Provided information:

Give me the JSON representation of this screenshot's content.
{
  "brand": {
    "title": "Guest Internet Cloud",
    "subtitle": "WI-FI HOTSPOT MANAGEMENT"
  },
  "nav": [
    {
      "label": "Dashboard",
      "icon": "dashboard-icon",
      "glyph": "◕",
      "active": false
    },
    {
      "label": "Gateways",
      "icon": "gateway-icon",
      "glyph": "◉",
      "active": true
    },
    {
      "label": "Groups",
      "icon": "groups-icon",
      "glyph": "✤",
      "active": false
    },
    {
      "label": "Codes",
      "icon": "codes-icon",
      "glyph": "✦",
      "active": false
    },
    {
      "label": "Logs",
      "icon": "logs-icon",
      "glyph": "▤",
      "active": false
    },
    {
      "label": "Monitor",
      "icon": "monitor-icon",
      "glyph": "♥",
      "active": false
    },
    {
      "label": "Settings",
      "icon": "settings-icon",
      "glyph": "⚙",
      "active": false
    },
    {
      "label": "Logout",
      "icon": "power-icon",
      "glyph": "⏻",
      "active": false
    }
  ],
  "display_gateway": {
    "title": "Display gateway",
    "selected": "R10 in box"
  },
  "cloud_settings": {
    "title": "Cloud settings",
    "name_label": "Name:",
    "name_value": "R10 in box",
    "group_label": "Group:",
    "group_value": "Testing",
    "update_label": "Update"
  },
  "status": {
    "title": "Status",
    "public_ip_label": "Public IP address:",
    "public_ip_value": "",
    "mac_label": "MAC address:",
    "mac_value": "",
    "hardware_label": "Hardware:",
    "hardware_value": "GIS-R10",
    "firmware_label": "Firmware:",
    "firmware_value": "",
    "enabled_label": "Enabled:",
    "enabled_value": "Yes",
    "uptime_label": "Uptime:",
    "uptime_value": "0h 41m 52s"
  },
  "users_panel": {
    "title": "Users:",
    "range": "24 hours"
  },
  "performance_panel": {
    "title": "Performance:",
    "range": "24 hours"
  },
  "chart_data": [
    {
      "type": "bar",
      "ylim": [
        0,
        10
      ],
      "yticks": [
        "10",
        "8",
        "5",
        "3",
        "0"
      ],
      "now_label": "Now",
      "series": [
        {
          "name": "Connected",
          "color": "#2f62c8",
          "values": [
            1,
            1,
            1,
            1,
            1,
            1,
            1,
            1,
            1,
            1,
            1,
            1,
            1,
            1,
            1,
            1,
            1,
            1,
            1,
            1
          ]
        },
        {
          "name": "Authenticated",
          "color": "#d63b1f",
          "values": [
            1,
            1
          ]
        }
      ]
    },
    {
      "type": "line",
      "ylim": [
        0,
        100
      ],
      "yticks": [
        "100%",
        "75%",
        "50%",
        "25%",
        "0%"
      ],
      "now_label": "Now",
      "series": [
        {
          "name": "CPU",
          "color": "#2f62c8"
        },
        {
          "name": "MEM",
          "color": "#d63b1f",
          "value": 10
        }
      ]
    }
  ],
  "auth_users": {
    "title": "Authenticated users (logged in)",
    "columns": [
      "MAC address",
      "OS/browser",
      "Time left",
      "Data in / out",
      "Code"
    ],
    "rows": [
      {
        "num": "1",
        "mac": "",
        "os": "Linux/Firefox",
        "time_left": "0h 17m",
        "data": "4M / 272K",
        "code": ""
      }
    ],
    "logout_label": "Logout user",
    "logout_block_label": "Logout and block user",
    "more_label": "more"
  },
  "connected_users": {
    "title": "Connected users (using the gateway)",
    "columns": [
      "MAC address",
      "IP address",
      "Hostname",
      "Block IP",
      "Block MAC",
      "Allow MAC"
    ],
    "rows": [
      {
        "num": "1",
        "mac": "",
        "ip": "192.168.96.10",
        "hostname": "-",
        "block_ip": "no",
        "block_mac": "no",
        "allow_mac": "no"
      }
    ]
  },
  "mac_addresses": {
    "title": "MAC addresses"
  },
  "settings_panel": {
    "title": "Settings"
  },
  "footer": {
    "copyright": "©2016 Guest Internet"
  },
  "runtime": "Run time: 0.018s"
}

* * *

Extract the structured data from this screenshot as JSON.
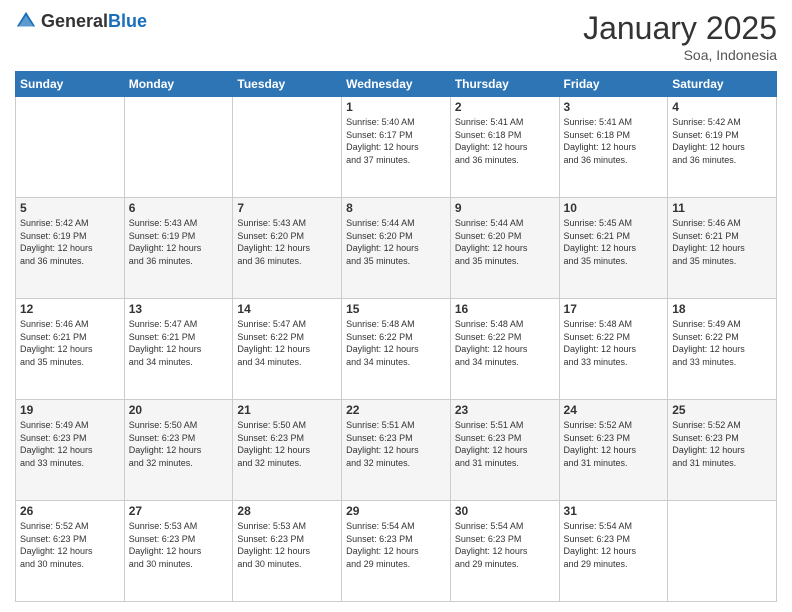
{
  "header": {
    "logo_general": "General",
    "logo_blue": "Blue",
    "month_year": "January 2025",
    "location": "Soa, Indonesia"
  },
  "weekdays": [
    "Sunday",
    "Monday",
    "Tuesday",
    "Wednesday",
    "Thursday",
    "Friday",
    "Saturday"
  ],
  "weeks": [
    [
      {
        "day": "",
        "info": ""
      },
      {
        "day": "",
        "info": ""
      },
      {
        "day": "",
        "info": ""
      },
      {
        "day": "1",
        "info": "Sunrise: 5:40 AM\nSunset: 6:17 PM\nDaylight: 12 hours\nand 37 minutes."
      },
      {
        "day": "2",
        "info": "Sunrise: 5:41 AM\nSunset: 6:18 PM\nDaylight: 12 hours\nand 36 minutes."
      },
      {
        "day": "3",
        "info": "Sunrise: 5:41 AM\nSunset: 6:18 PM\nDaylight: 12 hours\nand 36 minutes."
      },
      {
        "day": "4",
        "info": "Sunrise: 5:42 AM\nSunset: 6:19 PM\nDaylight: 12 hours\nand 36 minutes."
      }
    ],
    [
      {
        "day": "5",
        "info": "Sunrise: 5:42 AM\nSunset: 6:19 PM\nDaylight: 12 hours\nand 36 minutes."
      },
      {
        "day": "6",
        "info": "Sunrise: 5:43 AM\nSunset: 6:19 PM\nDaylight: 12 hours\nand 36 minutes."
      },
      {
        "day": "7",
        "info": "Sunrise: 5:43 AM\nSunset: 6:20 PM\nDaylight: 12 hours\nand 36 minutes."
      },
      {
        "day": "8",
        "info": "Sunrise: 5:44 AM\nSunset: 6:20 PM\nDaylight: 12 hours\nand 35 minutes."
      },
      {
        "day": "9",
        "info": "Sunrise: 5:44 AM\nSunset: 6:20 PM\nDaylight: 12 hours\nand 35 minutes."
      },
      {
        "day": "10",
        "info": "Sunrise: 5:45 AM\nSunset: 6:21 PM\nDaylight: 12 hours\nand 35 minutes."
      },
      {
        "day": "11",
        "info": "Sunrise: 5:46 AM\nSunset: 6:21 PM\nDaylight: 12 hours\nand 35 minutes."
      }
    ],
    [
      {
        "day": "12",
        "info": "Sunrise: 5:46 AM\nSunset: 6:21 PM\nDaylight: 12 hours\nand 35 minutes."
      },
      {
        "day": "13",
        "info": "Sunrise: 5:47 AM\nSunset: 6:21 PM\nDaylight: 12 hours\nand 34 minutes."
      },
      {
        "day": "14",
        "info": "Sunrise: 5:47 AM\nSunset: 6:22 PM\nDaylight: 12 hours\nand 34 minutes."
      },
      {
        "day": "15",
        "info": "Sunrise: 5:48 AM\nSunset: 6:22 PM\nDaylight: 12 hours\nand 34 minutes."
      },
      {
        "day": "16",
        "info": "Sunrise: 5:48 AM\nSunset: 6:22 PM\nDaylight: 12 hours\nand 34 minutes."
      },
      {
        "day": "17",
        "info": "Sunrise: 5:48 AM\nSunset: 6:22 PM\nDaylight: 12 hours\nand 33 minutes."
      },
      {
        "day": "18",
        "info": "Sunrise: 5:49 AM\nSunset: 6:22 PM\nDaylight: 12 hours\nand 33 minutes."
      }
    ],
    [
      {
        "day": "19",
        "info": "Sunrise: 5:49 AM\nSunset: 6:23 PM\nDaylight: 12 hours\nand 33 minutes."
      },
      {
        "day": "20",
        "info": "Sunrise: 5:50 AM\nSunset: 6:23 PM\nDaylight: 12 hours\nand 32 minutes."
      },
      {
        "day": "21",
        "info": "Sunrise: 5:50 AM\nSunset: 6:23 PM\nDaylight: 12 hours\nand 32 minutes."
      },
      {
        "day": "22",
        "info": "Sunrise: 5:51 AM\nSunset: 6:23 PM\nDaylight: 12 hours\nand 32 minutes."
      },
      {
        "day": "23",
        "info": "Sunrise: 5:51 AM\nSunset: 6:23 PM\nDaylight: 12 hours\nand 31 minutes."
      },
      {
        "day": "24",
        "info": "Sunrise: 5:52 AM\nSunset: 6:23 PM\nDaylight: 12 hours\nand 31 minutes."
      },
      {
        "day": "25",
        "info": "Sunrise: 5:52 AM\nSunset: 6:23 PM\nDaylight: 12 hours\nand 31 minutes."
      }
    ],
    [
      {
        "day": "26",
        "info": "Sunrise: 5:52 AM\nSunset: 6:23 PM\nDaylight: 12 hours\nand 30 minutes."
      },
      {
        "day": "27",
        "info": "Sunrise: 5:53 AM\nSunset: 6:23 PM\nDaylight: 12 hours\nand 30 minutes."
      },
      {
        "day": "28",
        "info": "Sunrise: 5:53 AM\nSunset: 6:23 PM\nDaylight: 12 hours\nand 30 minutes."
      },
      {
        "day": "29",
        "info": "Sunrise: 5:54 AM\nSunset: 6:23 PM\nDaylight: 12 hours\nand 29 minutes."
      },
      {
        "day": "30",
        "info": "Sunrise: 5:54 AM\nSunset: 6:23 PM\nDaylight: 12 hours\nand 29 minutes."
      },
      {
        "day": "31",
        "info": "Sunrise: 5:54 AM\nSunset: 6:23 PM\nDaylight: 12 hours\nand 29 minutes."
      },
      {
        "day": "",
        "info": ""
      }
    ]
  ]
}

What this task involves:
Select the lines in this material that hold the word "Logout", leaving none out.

Your solution:
      "label": "Logout",
    "logout_label": "Logout user",
    "logout_block_label": "Logout and block user",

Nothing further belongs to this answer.